The Working Time Directive provides that "working time" is any period during which the worker is:
In this case, the employer did not class the first journey of the day to a client nor the last journey home as working time. However, the European Court of Justice held that the workers in this case satisfied each of these tests during their first and last journeys. Accordingly, the employees were entitled to class this time as working time.
Employers who do not have a permanent work base are advised to consider the potential impact of this decision. Similarly, employers with mobile workers should consider the impact in the event of a change in the employee’s work base.
The decision only affects what counts as working time under the Working Time Directive, such as rest breaks and in calculating annual leave. For example, employers need to ensure it does not mean that workers exceed the 48-hour working week, unless the worker has expressly consented to working in excess of 48 hours a week. It does not necessarily affect pay, but employers are advised to note the following:
Federacion de Servicios Privados del sindicato Comisiones Obreras v Tyco Integrated Security SL and another (c-266/14)

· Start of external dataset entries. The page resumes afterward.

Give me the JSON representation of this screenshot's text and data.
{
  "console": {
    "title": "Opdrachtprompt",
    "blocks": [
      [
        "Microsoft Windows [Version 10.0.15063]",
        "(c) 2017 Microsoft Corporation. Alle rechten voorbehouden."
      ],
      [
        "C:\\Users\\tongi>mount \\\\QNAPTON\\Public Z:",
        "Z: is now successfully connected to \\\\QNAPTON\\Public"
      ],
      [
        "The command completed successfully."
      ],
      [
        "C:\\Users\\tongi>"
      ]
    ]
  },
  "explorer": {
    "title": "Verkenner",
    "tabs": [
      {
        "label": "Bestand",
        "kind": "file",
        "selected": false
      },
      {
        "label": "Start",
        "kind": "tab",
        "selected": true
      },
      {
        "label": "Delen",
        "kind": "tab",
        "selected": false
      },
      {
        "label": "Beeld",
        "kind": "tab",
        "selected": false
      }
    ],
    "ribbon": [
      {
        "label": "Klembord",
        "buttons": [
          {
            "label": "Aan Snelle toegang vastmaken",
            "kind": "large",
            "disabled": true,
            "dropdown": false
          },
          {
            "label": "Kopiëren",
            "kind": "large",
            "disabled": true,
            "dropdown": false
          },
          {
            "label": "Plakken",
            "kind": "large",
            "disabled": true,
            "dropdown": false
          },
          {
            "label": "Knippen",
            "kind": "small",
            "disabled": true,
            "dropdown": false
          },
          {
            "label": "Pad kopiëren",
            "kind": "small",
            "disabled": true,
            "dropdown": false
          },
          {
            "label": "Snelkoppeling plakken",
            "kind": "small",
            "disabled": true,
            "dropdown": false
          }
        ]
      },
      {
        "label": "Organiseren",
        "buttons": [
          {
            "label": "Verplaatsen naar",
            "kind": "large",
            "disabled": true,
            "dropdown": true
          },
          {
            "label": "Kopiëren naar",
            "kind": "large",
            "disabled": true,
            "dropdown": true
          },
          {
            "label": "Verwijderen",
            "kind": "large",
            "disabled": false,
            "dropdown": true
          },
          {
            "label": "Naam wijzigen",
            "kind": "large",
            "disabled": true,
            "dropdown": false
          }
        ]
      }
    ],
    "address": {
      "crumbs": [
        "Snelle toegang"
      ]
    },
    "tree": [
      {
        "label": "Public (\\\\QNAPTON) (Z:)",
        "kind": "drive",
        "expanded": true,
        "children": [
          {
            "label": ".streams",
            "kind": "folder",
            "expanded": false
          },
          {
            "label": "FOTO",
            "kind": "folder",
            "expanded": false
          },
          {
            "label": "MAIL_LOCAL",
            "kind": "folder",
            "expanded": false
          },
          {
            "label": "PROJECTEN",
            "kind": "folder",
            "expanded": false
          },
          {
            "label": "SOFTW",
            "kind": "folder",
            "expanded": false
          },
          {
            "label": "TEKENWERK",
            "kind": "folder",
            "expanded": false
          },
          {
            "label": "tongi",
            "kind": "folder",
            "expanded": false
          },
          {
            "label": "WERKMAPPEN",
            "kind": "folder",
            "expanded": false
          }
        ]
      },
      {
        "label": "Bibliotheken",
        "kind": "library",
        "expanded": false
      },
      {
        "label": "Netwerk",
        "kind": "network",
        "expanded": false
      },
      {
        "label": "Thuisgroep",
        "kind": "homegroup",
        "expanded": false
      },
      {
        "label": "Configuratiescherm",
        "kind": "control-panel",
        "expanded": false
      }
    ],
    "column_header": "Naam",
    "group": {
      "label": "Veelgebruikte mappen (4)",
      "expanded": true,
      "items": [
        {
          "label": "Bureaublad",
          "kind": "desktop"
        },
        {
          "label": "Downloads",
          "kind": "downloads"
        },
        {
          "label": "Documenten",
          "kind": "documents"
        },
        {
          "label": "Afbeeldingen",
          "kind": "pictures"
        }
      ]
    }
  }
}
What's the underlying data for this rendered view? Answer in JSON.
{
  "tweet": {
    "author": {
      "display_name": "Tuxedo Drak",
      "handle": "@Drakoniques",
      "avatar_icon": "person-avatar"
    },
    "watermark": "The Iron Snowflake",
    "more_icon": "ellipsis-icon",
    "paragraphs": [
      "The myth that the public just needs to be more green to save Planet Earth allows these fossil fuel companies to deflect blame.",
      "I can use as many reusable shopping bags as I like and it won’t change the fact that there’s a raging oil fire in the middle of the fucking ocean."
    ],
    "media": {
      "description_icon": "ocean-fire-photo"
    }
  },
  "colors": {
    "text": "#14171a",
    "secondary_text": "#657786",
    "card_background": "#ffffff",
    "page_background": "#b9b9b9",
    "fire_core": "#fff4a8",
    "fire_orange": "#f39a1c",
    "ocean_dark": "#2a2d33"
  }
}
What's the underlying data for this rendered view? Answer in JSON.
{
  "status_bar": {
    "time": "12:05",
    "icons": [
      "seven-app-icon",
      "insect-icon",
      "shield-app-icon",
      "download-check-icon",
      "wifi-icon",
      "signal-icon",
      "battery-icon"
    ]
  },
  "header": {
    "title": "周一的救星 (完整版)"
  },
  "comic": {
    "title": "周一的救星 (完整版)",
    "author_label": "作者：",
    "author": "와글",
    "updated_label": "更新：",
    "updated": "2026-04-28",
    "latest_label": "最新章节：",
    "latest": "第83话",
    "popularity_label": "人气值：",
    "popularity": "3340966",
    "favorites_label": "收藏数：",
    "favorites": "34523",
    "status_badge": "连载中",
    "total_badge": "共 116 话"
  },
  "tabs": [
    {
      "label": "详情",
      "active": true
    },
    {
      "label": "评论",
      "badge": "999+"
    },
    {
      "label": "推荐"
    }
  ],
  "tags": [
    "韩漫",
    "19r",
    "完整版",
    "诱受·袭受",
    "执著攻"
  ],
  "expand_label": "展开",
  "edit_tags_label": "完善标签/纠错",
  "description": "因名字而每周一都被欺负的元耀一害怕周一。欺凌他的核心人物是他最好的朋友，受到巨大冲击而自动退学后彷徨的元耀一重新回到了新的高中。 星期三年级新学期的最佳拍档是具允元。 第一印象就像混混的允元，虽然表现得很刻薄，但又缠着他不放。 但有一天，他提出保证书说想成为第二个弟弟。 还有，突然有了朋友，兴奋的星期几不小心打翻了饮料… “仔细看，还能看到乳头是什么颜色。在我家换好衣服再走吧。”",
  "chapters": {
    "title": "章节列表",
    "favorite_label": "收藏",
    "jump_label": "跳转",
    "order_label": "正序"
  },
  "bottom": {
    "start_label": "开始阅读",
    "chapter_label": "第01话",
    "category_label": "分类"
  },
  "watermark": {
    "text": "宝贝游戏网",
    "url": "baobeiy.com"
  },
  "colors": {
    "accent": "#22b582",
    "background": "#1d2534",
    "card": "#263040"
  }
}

This article is for general information purposes only and does not constitute legal or professional advice. It should not be used as a substitute for legal advice relating to your particular circumstances. Please note that the law may have changed since the date of this article.